STMicroelectronics has revealed a highly miniaturized IC for 4G smartphones for even more attractively sized designs offering high GPS performance.
By design, 4G smartphones will use multiple cellular connections to deliver mobile broadband services at speeds of more than 100 Mbps. With Bluetooth, Wi-Fi and GPS also built in, some of the handset’s receivers must share an antenna to save space. ST has used its advanced packaging expertise to create a tiny 1.14 mm2 antenna-sharing IC, the DIP1524, capable of delivering high signal strength to several RF receivers simultaneously.
Achieving such an efficient antenna connection is especially important for handset GPS functionality, since the received satellite signals are relatively weak. Users of smartphones featuring the DIP1524 will experience advantages including faster GPS startup time (time to first fix), more accurate position detection and, as a result, even more reliable location-based services that benefit from strong connections to several satellites.
The DIP1524 diplexer utilizes ST’s Integrated Passive Device (IPD) technology, fabricated on a glass substrate that minimizes insertion losses compared to the ceramic substrates used by other manufacturers. Its flip-chip package has a footprint the same size as the chip itself, thereby occupying 65% less pc-board area than competing devices in conventional packages with a total footprint larger than 3 mm2. The DIP1524 enables handset designers to connect receivers for GPS/GLONASS satellites, Bluetooth, Wi-Fi and LTE band 7 to the same antenna.
Major features of DIP1524:
• GPS insertion loss: 0.65 dB (max.)
• GLONASS insertion loss: 0.75 dB (max.)
• Zero performance drift
• High channel isolation
• No value dispersion between components
The DIP1524-01D3 is sampling now in a 4-bump flip-chip package, and will be available in high volumes priced from $0.129 for orders over 1000 pieces. Alternative higher-volume pricing options are available on request.

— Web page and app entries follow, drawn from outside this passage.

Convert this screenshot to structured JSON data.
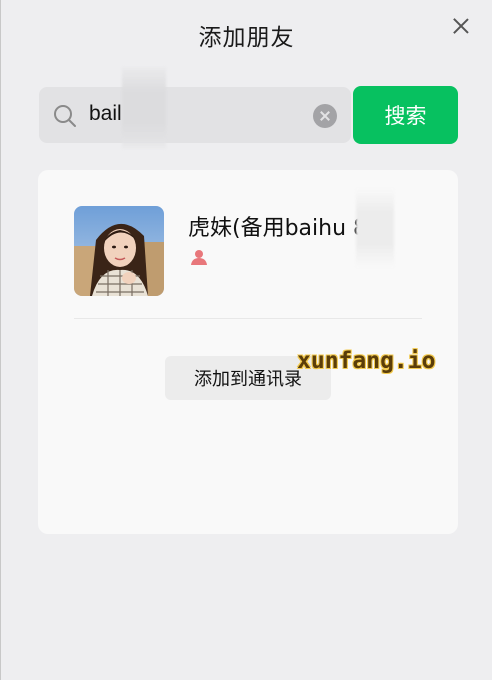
{
  "window": {
    "title": "添加朋友"
  },
  "search": {
    "query": "bail  787",
    "button_label": "搜索"
  },
  "result": {
    "name": "虎妹(备用baihu  81",
    "gender": "female",
    "add_button_label": "添加到通讯录"
  },
  "watermark": "xunfang.io",
  "colors": {
    "accent": "#07c160",
    "gender_icon": "#e8777b"
  },
  "icons": {
    "close": "close-icon",
    "search": "search-icon",
    "clear": "clear-icon",
    "gender": "female-user-icon"
  }
}
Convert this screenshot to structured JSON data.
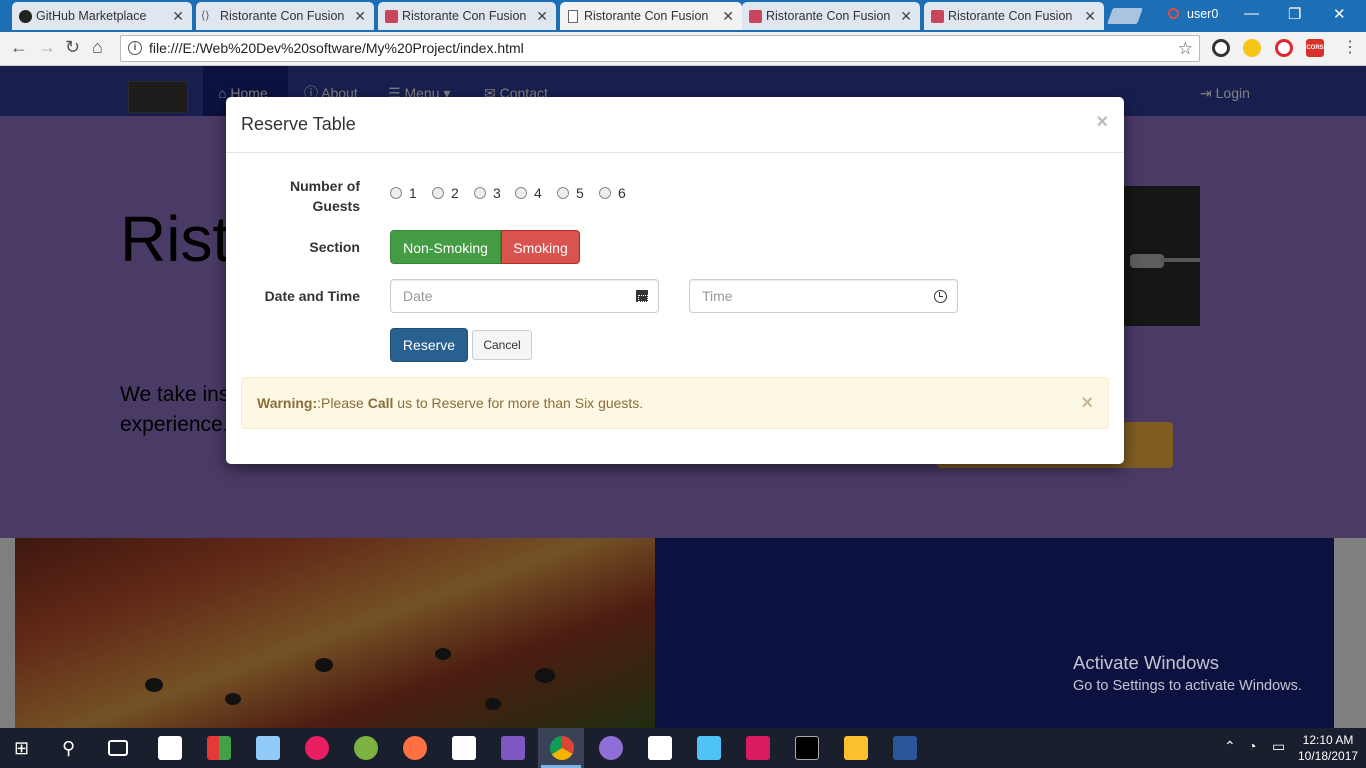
{
  "browser": {
    "tabs": [
      {
        "title": "GitHub Marketplace",
        "icon": "github-icon"
      },
      {
        "title": "Ristorante Con Fusion",
        "icon": "page-icon"
      },
      {
        "title": "Ristorante Con Fusion",
        "icon": "pdf-icon"
      },
      {
        "title": "Ristorante Con Fusion",
        "icon": "document-icon"
      },
      {
        "title": "Ristorante Con Fusion",
        "icon": "pdf-icon"
      },
      {
        "title": "Ristorante Con Fusion",
        "icon": "pdf-icon"
      }
    ],
    "active_tab": 3,
    "user": "user0",
    "url": "file:///E:/Web%20Dev%20software/My%20Project/index.html",
    "extension_labels": {
      "cors": "CORS"
    }
  },
  "site": {
    "nav": {
      "home": "Home",
      "about": "About",
      "menu": "Menu",
      "contact": "Contact",
      "login": "Login"
    },
    "jumbotron": {
      "title_partial": "Rist",
      "text_line1": "We take ins",
      "text_line2": "experience."
    }
  },
  "modal": {
    "title": "Reserve Table",
    "close_symbol": "×",
    "guests_label": "Number of Guests",
    "guest_options": [
      "1",
      "2",
      "3",
      "4",
      "5",
      "6"
    ],
    "section_label": "Section",
    "section_options": [
      "Non-Smoking",
      "Smoking"
    ],
    "datetime_label": "Date and Time",
    "date_placeholder": "Date",
    "time_placeholder": "Time",
    "reserve_button": "Reserve",
    "cancel_button": "Cancel",
    "alert": {
      "strong": "Warning:",
      "text1": ":Please ",
      "call": "Call",
      "text2": " us to Reserve for more than Six guests."
    }
  },
  "watermark": {
    "line1": "Activate Windows",
    "line2": "Go to Settings to activate Windows."
  },
  "taskbar": {
    "time": "12:10 AM",
    "date": "10/18/2017"
  },
  "colors": {
    "tabstrip": "#1d6fb5",
    "navbar": "#303f9f",
    "jumbotron": "#9575cd",
    "success": "#449d44",
    "danger": "#d9534f",
    "primary": "#286090",
    "warning_bg": "#fcf8e3"
  }
}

For more information, please visit www.st.com .
Posted by Ron M. Seidel, Editorial Intern
April 11, 2012